To be fair, I haven't read all of Williamson's article because it is behind a paywall. Nonetheless, this section is disturbing, to say the least.

Maybe part of the reason I feel so strongly about this is because my extended family is part of this working class America. Yes, my immediate family managed to work their way out of it, but they were the exception and not the rule.

Williamson starts by claiming that working class white American have "failed themselves". Victim blaming is not an auspicious start to any argument. But, he claims that the working class can't blame some outside force for their circumstances, so they must look to themselves. 

So, it is their fault that these families are largely welfare-dependent, drug using, bearing children they can't afford, and in family anarchy. And since this is all their own fault and that they should just stop it and get on with a healthy productive life. Really? As if they could just do that?

This is where Williamson shows his lack of understanding of social structures and mental illness. Someone brought up in a community with fractured families and who lives financially hand to mouth has not had modeled for them anything like what we would call middle class values. In fact, they probably are living with survival instinct. Their chances of changing their social class without some serious effort is low. This is not because they don't want to but because they don't know how. Even in a stable home, these communities are not able to teach children how to do the basic things that middle school families teach their children: self control, saving money, the importance of education. The poor and working class of this country simply don't share middle class values.
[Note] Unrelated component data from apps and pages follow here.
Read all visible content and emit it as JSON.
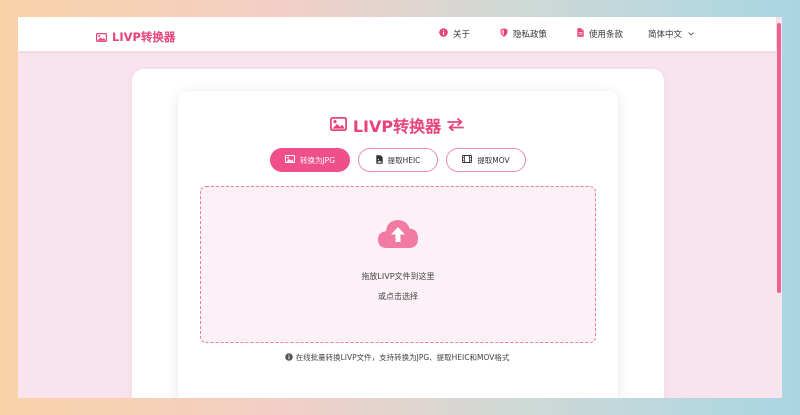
{
  "navbar": {
    "brand": "LIVP转换器",
    "links": [
      {
        "label": "关于",
        "icon": "info-icon"
      },
      {
        "label": "隐私政策",
        "icon": "shield-icon"
      },
      {
        "label": "使用条款",
        "icon": "document-icon"
      }
    ],
    "language": "简体中文"
  },
  "main": {
    "title": "LIVP转换器",
    "tabs": [
      {
        "label": "转换为JPG",
        "icon": "image-icon",
        "active": true
      },
      {
        "label": "提取HEIC",
        "icon": "file-image-icon",
        "active": false
      },
      {
        "label": "提取MOV",
        "icon": "film-icon",
        "active": false
      }
    ],
    "dropzone": {
      "primary": "拖放LIVP文件到这里",
      "secondary": "或点击选择"
    },
    "footnote": "在线批量转换LIVP文件，支持转换为JPG、提取HEIC和MOV格式"
  },
  "colors": {
    "accent": "#e8437b",
    "tab_active_bg": "#f0508a",
    "dropzone_border": "#f07aa3",
    "dropzone_bg": "#fcf1f7"
  }
}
People often use drugs or alcohol as a response to the hopelessness they see around them. Getting off drugs or alcohol is not a walk in the park, though. Those who are addicted have the physical illness of addiction and usual one or two psychiatric diagnoses as well. They can't just quit using.

Women have children they can't afford for lots of reasons. Some don't think about or know about contraception. Some think a child will help them hold onto a man. Some want a baby to love them. It's all dysfunctional, but you can't just tell them to "get over it." These young women making babies without the benefit of a stable relationship need help. Yes, they are making bad choices, but these women are making these choices for reasons and they need good examples and life rope to get out of the quagmire of poverty and single motherhood.
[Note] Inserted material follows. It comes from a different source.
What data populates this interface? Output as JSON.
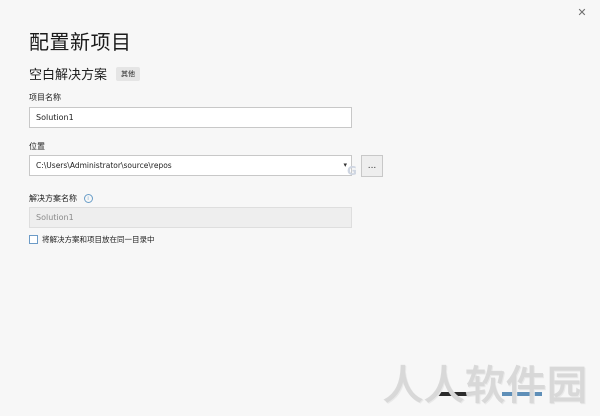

Williamson writes from a conservative point of view where the individual is primary. The failing working class could turn around if the individuals involved would just start making better choices. On the face of it, that is true. But, the reality is that their social world impacts them so much that they can't just "make good choices". They rarely know what good choices are and then there are social costs to making those choices.  In many small communities, people have gotten jobs based on personal relationships. They may have never dealt with employers outside the community. They may have few job skills and be poorly educated. The individual does not exist outside of their social milieu.

What is the answer to these failing communities (because, I agree that they are failing)? On the face of it, I don't know. Welfare cheating is bad, but I'm sure that some welfare programs are still needed. Women and families need education and motivation to change to more positive habits. Schools can do a better job helping children learn self-control and self-efficacy strategies as well as pointing them toward post-high school opportunities. 

If there are no jobs and people move on, then, sure, maybe the community will dry up. But, a community is a group of people and it doesn't deserve to die just because it's not functioning. We as a society need to come alongside the community and work with the people to help them. We have a problem with our working class, but let's deal with the issue and not blame the victims.

Your thoughts?

No comments: